Lenovo IdeaCentre A7 All-in-One Review: Starting to Get The Balance Rightby Dustin Sklavos on September 26, 2012 12:01 AM EST
I really, really want to give Lenovo a gold star on the IdeaCentre A7 for opting to include an IPS panel. Even if it's 1080p instead of the more fashionable 2560x1440 resolution, it's still high resolution and a big step up from just using a TN panel instead. That it has ten-finger touch is just an added bonus; I'm mostly just happy to see a halfway decent display being used for once.

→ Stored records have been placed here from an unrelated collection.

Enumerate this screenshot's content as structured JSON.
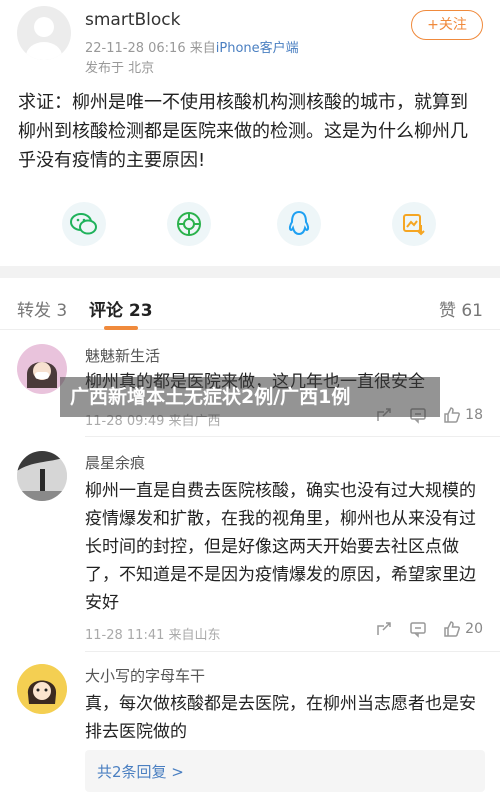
{
  "post": {
    "username": "smartBlock",
    "timestamp": "22-11-28 06:16",
    "source_prefix": "来自",
    "device": "iPhone客户端",
    "location": "发布于 北京",
    "follow_label": "+关注",
    "text": "求证：柳州是唯一不使用核酸机构测核酸的城市，就算到柳州到核酸检测都是医院来做的检测。这是为什么柳州几乎没有疫情的主要原因!"
  },
  "share_icons": [
    "wechat-icon",
    "moments-icon",
    "qq-icon",
    "save-image-icon"
  ],
  "tabs": {
    "repost": "转发 3",
    "comment": "评论 23",
    "like": "赞 61"
  },
  "comments": [
    {
      "name": "魅魅新生活",
      "text": "柳州真的都是医院来做，这几年也一直很安全",
      "meta": "11-28 09:49 来自广西",
      "likes": "18"
    },
    {
      "name": "晨星余痕",
      "text": "柳州一直是自费去医院核酸，确实也没有过大规模的疫情爆发和扩散，在我的视角里，柳州也从来没有过长时间的封控，但是好像这两天开始要去社区点做了，不知道是不是因为疫情爆发的原因，希望家里边安好",
      "meta": "11-28 11:41 来自山东",
      "likes": "20"
    },
    {
      "name": "大小写的字母车干",
      "text": "真，每次做核酸都是去医院，在柳州当志愿者也是安排去医院做的",
      "replies": "共2条回复 >"
    }
  ],
  "watermark": "广西新增本土无症状2例/广西1例",
  "colors": {
    "accent": "#f08a3c",
    "link": "#4a7fc1",
    "wechat": "#1fb25b",
    "moments": "#2bb24c",
    "qq": "#1ea0f2",
    "save": "#f5a623"
  }
}
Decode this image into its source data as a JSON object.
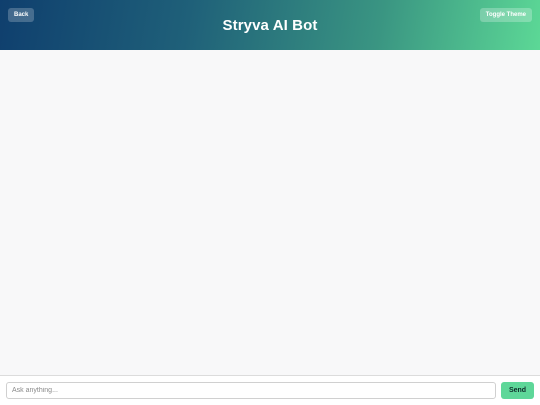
{
  "header": {
    "title": "Stryva AI Bot",
    "back_label": "Back",
    "toggle_theme_label": "Toggle Theme"
  },
  "chat": {
    "messages": []
  },
  "composer": {
    "placeholder": "Ask anything...",
    "value": "",
    "send_label": "Send"
  },
  "colors": {
    "header_gradient_start": "#0f3f6e",
    "header_gradient_end": "#5cd896",
    "send_button": "#5ed799",
    "chat_background": "#f8f8f9"
  }
}
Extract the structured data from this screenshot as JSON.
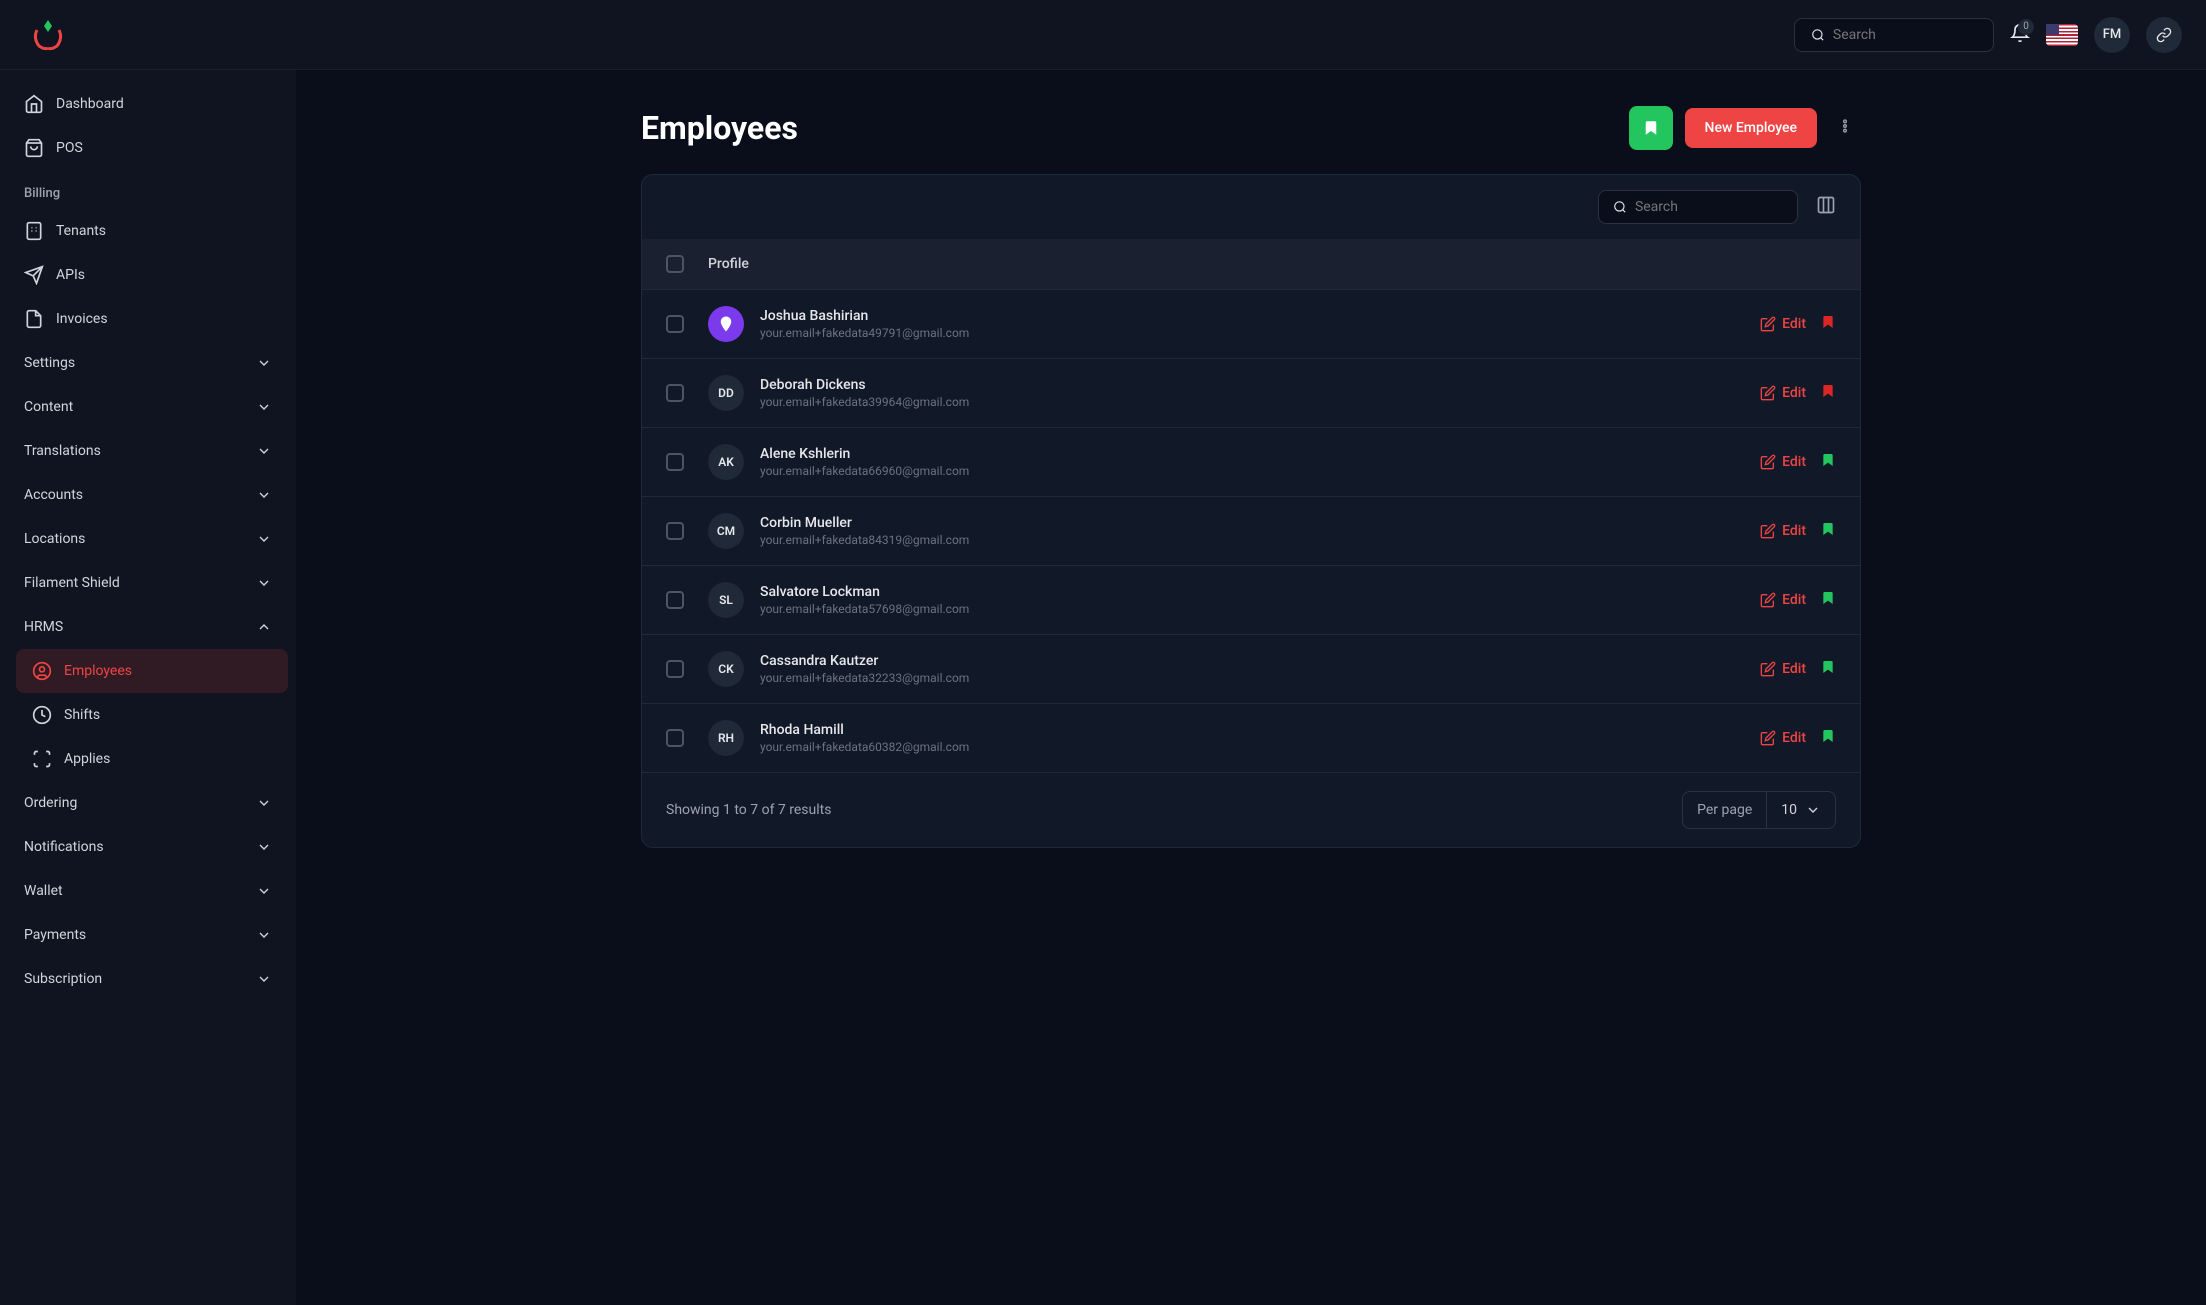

Unfortunately the IdeaCentre's default monitor calibration is absolutely awful. There are three different settings for the display, but you're really just choosing what color cast the display is going to have on it. The default ("Web") makes everything blue, while the "Movie" one makes everything just a bit less blue, and the "Document" one makes everything green. That's before getting into how frustrating the touch-based controls at the bottom of the display can be. I've never liked touch controls on displays; they've always complicated the job that a few regular buttons were able to do just fine.
Calibration takes most of the edge off, but out of the box the blue hue on everything is distracting and just feels cheap.
You can see just how well the display can perform after calibration. It's very bright and offers excellent contrast; only the HP TouchSmart 610 is able to produce a contrast ratio as impressive. Gamut isn't great, but accuracy is fine.
It's just a shame that the default calibration of the display is as poor as it is. Worse still, while doing game testing I noticed what appeared to be some fairly serious ghosting. It's not awful and it's not quite an overdrive smear, but response time of the display seems to be on the slow side. So while I can appreciate that Lenovo included an IPS panel, I'm disheartened that they weren't more responsible with it.